Students who take this course as part of a LDE minor or a premaster programme, exchange students and external guest students will be informed by the education administration about the current registration procedure.
Mode of instruction
Seven 2-hour lectures and seven 2-hour mandatory workgroup sessions.
The workgroup sessions consist of case discussions, student presentations of validity threats in published empirical field studies, and data analysis for estimating treatment effects.
You should attend at least five out of seven workgroups.
A written examination assesses students’ knowledge of causal inference in field studies. This examination consists of multiple-choice and essay questions (weight: 60% of the final grade). A short written paper assesses application of this knowledge to the validity of the conclusions of a published field study (weight: 40% of the final grade). Adequate active participation during the workgroups is an overall requirement for being awarded a final grade.
The Institute of Psychology uses fixed rules for grade calculation and compulsory attendance. It also follows the policy of the Faculty of Social and Behavioural Sciences to systematically check student papers for plagiarism with the help of software. All students are required to take and pass the Scientific Integrity Test with a score of 100% in order to learn about the practice of integrity in scientific writing. Students are given access to the quiz via a module on Brightspace. Disciplinary measures will be taken when fraud is detected. Students are expected to be familiar with and understand the implications of these three policies.

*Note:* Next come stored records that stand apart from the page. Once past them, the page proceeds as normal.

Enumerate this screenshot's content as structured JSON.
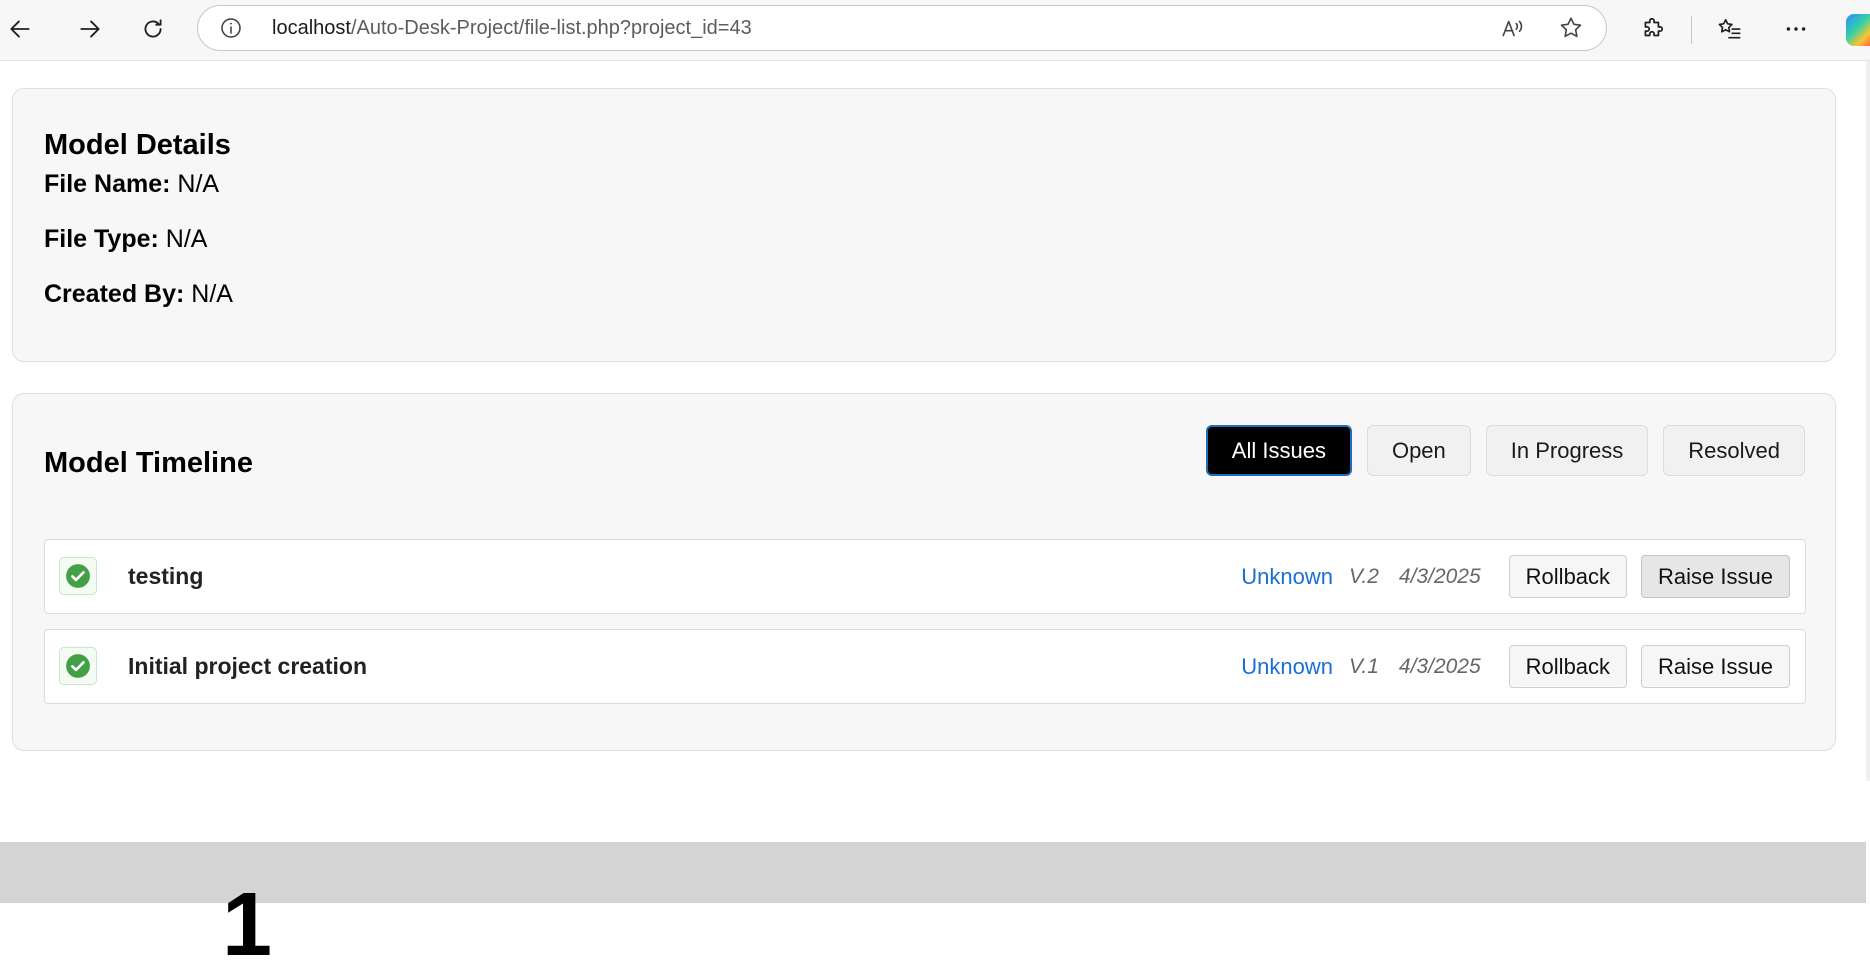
{
  "browser": {
    "url_host": "localhost",
    "url_path": "/Auto-Desk-Project/file-list.php?project_id=43",
    "icons": {
      "back": "back-arrow-icon",
      "forward": "forward-arrow-icon",
      "refresh": "refresh-icon",
      "info": "info-icon",
      "read_aloud": "read-aloud-icon",
      "favorite": "star-icon",
      "extensions": "puzzle-icon",
      "favorites_list": "favorites-list-icon",
      "more": "ellipsis-icon",
      "copilot": "copilot-icon"
    }
  },
  "model_details": {
    "title": "Model Details",
    "fields": [
      {
        "label": "File Name:",
        "value": "N/A"
      },
      {
        "label": "File Type:",
        "value": "N/A"
      },
      {
        "label": "Created By:",
        "value": "N/A"
      }
    ]
  },
  "model_timeline": {
    "title": "Model Timeline",
    "filters": [
      {
        "label": "All Issues",
        "active": true
      },
      {
        "label": "Open",
        "active": false
      },
      {
        "label": "In Progress",
        "active": false
      },
      {
        "label": "Resolved",
        "active": false
      }
    ],
    "items": [
      {
        "title": "testing",
        "user": "Unknown",
        "version": "V.2",
        "date": "4/3/2025",
        "rollback_label": "Rollback",
        "raise_label": "Raise Issue"
      },
      {
        "title": "Initial project creation",
        "user": "Unknown",
        "version": "V.1",
        "date": "4/3/2025",
        "rollback_label": "Rollback",
        "raise_label": "Raise Issue"
      }
    ]
  },
  "footer": {
    "glyph": "1"
  },
  "colors": {
    "accent_link": "#1a6fd6",
    "active_filter_bg": "#000000",
    "active_filter_border": "#1d6fb8",
    "success_green": "#43a047",
    "card_bg": "#f7f7f7"
  }
}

Rosenbaum, P. R. (2017). Observation and experiment. An introduction to causal inference. Cambridge (MA): Harvard University Press. ISBN: 9780674975576.
Additional papers on Brighspace.
Dr. Anikó Lovik email@example.com